Aurélien Fleurot, edited by Gauthier Delomez
Banking incidents were up sharply last July, mainly due to inflation. Bank card withdrawals and registrations in the national payment incident file increased by nearly 30% compared to July 2021. New proof that the health of households is weakening.
Difficulties repaying a loan, accounts in the red: due to inflation, banking incidents were up sharply last July. According to figures published by the Banque de France, bank card withdrawals and registrations in the national file of payment incidents increased by nearly 30% compared to July 2021. If the phenomenon is not yet massive, the trend has been on the rise for several months and July has been particularly painful for several tens of thousands of French households.
9,000 bank cards withdrawn from their holders
In total, 58,135 people were thus added to the national file of payment incidents and 9,000 bank cards were withdrawn from their holders “following misuse”. The first cause of all this is inflation. When all the bills increase and you have to continue to repay your credits, it gets complicated. Especially since, as explained by Jérôme Cusanno, president of the French association of bancassurance intermediaries, the French have been able to benefit for several years from very favorable borrowing rates.
“People have gotten into a lot of debt because with consumer loans below 3 or 2.5%, they have multiplied loans and have monthly payments to pay”, he recalls at the microphone of Europe 1.
The possibility of seizing the Banque de France
Purchasing power is falling and bank rejections are beginning to multiply. To get out of it, the households concerned can seize the Bank of France. If your file is accepted, you will be able to benefit from a 24-month reprieve, a break from your current credits, at no additional cost. You can also contact a broker to collect your various credits and lower the monthly payments.

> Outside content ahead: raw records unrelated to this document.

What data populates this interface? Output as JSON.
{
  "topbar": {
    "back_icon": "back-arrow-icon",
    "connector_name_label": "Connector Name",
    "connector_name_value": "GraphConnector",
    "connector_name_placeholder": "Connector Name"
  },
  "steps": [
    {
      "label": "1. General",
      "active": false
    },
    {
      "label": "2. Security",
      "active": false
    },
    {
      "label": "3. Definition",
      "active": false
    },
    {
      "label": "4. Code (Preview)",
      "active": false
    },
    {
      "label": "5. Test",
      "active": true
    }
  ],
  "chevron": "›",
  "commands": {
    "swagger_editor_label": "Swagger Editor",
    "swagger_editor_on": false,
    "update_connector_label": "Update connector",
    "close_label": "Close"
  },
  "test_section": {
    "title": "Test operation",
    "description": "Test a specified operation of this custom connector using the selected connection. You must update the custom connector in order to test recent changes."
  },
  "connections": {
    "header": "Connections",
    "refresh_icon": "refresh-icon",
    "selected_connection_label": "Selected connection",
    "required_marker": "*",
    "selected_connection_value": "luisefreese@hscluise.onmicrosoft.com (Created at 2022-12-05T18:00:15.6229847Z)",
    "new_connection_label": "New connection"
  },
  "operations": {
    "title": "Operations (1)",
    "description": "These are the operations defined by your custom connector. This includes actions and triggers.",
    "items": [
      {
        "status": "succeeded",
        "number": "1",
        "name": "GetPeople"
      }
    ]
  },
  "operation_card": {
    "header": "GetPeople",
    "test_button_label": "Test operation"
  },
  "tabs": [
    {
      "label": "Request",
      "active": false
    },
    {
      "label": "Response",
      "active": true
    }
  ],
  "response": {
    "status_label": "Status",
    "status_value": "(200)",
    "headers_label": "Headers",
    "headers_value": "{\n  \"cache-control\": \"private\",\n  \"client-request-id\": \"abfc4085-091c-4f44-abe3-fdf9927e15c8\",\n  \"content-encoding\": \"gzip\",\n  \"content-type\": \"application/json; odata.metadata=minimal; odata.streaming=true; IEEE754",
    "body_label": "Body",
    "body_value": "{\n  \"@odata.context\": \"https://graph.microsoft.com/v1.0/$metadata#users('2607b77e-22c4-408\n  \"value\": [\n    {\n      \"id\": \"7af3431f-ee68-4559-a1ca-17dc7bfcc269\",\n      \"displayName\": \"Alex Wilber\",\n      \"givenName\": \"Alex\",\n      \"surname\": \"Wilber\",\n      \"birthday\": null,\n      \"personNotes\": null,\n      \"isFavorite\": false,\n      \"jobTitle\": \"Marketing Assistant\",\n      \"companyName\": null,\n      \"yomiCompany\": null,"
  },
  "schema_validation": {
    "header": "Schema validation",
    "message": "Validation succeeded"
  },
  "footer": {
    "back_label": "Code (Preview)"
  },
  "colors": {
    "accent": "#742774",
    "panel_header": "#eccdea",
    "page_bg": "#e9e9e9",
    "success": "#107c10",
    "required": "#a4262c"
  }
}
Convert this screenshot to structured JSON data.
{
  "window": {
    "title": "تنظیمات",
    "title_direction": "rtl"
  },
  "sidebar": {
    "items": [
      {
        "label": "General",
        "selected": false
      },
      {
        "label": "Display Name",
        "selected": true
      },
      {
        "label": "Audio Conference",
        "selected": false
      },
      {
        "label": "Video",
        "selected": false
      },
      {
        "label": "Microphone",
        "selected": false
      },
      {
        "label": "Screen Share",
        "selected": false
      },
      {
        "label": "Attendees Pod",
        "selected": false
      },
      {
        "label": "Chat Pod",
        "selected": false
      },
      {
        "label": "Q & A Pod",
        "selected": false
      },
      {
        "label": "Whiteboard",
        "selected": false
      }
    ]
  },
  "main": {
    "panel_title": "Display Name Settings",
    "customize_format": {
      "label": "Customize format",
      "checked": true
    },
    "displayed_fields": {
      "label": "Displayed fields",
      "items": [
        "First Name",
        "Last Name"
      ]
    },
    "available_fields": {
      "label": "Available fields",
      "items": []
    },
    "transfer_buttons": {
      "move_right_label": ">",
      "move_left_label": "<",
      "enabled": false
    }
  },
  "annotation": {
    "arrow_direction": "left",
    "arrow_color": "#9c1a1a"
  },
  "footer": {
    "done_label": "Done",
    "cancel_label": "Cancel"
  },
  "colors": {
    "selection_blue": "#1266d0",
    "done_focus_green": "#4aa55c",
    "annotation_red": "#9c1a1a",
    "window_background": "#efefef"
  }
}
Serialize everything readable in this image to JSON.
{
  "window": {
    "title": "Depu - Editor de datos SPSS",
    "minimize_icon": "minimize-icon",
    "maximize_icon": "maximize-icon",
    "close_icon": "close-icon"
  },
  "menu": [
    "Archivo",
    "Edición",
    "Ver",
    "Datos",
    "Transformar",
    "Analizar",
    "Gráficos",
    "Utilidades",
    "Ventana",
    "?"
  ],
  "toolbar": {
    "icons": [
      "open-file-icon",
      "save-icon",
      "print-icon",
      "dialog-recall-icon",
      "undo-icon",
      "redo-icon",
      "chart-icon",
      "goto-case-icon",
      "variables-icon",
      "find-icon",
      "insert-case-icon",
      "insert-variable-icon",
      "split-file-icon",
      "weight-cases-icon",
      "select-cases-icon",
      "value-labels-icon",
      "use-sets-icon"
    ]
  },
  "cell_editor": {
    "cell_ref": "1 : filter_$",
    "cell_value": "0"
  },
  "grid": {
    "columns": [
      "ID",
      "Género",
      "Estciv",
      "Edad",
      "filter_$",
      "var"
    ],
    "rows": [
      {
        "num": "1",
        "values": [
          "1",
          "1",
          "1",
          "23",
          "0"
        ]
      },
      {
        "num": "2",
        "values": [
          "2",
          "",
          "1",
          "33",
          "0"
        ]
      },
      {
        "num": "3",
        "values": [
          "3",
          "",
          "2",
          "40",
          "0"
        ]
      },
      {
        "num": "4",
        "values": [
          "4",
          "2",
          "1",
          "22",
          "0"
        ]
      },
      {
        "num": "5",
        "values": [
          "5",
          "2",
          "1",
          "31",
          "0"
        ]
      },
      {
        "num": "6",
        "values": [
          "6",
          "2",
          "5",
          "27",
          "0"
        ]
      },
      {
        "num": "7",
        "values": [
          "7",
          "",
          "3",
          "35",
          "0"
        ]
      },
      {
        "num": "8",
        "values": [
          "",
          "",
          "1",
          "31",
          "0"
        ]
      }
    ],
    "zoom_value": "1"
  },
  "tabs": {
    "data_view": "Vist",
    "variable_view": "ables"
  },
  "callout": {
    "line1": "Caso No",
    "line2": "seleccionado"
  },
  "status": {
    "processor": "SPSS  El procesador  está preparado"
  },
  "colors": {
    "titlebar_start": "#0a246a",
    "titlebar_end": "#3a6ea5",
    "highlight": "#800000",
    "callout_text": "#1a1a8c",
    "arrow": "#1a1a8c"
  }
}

The phenomenon is likely to grow by the end of the year, to such an extent that all French banks have provisioned hundreds of millions of euros to anticipate possible payment defaults.